The U.S Court of Appeals recently ruled that it is perfectly legal for companies to discriminate based on cultural hairstyles such as dreadlocks, proving once again that racial discrimination is still alive and thriving. We all know who this new set of regulations is targeting because I doubt that anyone will discriminate against Becky with the good straight hair. This ruling calls out women of color, especially Black women, who rock dreads or box braids at their job. Under no circumstance should anyone be discriminated at their workplace, especially over something as petty as their hairstyle.
In 2010, Chasity Jones sued a local Alabama company because they claimed that it was against company policy to wear dreadlocks. This was justified by the company because, according to their white human resources manager, “dreads tend to get messy”. Contrary to their stereotypical portrayal of dreadlocks, not all dreads are ‘messy’ or ‘unkempt’. And even if dreads happen to get a little messy now and then, I was unaware that we are expected to be compared to the unattainable standard of sleek hair 24/7. All hair gets frizzy or messy, humans are flawed and sometimes life happens. And why would my dreads affect your job to the point of severe distraction?
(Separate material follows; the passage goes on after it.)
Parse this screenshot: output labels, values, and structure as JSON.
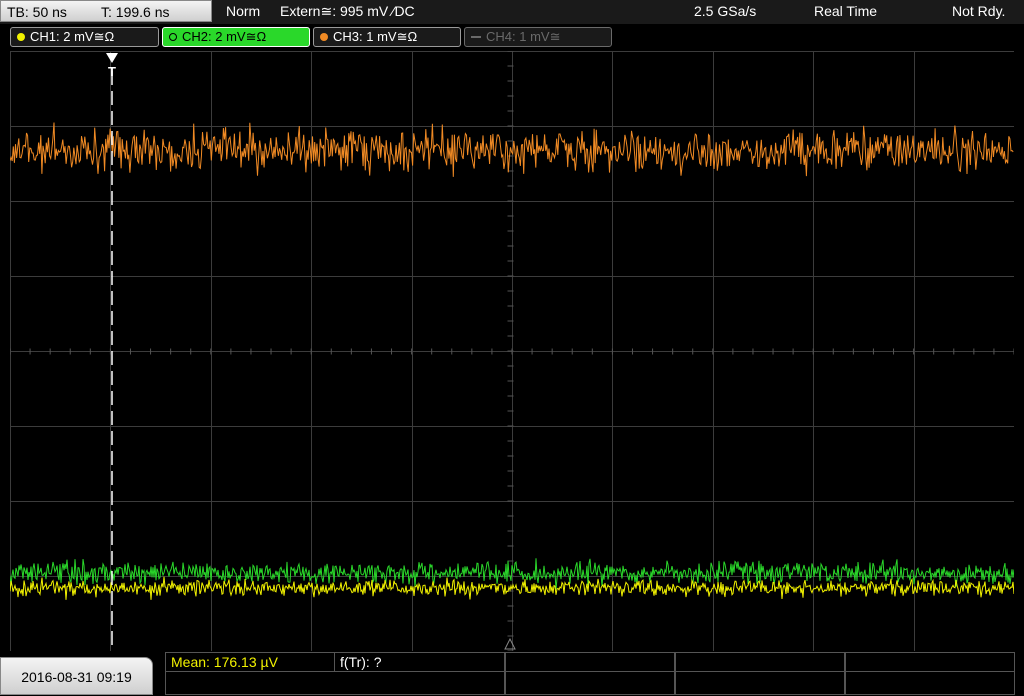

If so, then I don’t believe that the issue lies in my dreads, but in your work ethic.
Why is it that we never see law suits for white women being discriminated against their natural hair. Why is it that no one has a problem with European beauty features, but once Black women begin to embrace their heritage in the workplace, the world goes crazy. In the Court ruling, they claimed that cultural hairs styles are merely not immutable, meaning that they could easily be changed. But what if you don’t want to change your hair for the sake of a job? Especially a style like dreads, which is so culturally intertwined in the Black community, we shouldn’t have to change our appearance to be taken seriously. Dreads are beautiful and professional and should be accepted into a work environment just like any other hairstyle. It’s terrifying to think that there could be a day where I could be denied a job because of the way my hair sits upon my head. This blatant discrimination spurs from the stigma that Black hairstyles are unprofessional, which is outdated and simply incorrect.
Just last week, Marc jacobs used fake dreads on white models at NYFW and although he received a lot of hate and criticism, he also received some appraisal from those who were not aware of a little thing called cultural appropriation. When white people wear dreads they’re seen as ‘artsy’ and ‘fashion-savvy’ and ‘trendy’ yet when Black women rock their own hair style they are denied jobs. It’s one thing to appropriate Black culture, but to steal a hairstyle that is a root of systematic Black prejeduice is a whole new level of messed up. It’s time we start judging people on their capability to do their jobs and not on the kinks in their curls or the state of their dreadlocks.